Terence Stamp, known for his villainous roles, is particularly amazing as the aforementioned woman. The film is in many ways ahead of its time and is just the kind of film we need right now.
3 Withnail and I (1987)
If Downton Abbey can rule the American imagination on both the small and big screens, then Bruce Robinson’s almost unbearably British cult classic Withnail and I has just as good a chance of a delayed crossover. The film’s singular blend of literary tragedy with some of the wittiest one-line based dialogue ever committed to type makes it one of the very best films from the 1980s.
Unfortunately, the film has never had the same level of success in America as it has in Europe, though if it were to be placed on a streaming service, the probability of finding late-night fame is high.
2 Into The Wild (2007)
Being remembered as a great film and being considered a “modern classic” are two very different legacies. Sean Penn’s film Into the Wild is remembered as a great film. Adapting John Krakauer’s brilliant real-life account of Christopher McCandless, a man who left his comfortable life to hike across the country in search of meaning and purpose.
Unfortunately, the story is ultimately a tragic one. Penn’s film manages to capture the essence of profound traveling, the naturalistic feel and look of the film is just right for the material. It’s beautiful and heartbreaking. It’s a modern classic.

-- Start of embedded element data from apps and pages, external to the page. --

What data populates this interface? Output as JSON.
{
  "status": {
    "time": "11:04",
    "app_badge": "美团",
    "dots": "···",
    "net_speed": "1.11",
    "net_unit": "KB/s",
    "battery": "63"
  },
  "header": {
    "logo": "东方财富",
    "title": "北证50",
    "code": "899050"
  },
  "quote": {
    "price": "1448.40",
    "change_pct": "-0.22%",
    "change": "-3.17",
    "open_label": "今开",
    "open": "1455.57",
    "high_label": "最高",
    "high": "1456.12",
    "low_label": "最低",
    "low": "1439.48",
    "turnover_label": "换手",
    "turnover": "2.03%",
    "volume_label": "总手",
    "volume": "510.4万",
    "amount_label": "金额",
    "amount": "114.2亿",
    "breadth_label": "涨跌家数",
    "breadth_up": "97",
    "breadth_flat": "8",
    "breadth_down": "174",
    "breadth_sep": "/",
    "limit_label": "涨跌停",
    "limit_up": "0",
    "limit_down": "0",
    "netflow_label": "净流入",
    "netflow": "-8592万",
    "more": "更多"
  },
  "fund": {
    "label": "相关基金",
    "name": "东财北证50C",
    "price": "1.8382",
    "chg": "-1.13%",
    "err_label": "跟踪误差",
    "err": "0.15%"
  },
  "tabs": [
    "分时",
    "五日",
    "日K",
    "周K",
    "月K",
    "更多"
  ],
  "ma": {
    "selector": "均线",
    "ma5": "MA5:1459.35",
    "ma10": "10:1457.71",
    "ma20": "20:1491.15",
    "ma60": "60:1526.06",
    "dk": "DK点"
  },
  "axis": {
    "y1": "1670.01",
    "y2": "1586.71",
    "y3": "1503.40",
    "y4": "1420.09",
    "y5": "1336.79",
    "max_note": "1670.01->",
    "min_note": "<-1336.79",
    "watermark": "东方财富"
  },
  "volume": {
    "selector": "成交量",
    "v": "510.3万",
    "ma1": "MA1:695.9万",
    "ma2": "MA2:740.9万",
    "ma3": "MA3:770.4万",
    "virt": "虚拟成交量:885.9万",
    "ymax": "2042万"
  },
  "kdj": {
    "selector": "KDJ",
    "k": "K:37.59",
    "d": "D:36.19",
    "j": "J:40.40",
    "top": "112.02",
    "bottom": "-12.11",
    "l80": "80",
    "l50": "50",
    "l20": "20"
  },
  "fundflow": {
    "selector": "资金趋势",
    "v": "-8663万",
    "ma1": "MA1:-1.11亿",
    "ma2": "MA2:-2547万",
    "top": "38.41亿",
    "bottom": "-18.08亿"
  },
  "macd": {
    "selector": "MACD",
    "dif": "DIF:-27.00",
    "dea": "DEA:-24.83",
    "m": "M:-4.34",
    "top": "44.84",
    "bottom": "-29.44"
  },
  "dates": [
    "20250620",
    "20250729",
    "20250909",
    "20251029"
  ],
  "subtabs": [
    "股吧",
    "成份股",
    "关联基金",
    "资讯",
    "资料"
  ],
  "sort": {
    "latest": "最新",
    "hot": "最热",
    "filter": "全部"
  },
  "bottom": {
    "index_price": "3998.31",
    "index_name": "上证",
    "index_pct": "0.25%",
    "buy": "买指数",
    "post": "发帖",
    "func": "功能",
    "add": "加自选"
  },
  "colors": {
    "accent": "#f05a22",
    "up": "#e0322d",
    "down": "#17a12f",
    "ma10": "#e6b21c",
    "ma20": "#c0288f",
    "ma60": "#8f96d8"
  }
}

1 American Honey (2016)
Andrea Arnold is one of the most ambitious indie filmmakers producing work right now. Her first masterpiece, and one of the best films of the decade, is 2016’s American Honey. At nearly three-hours long, the film is something of a quiet epic that sprawls across the country telling the story of a group of young men and women in the door-to-door sales business.
The film’s central narrative is the relationship between a recruiter, played in a career performance by Shia LaBeouf, and the “new girl” played by Sasha Lane in her first role. American Honey is one of the best road trip films of all time and deserves to be known as such.
Link Source : https://screenrant.com/underrated-road-trip-films/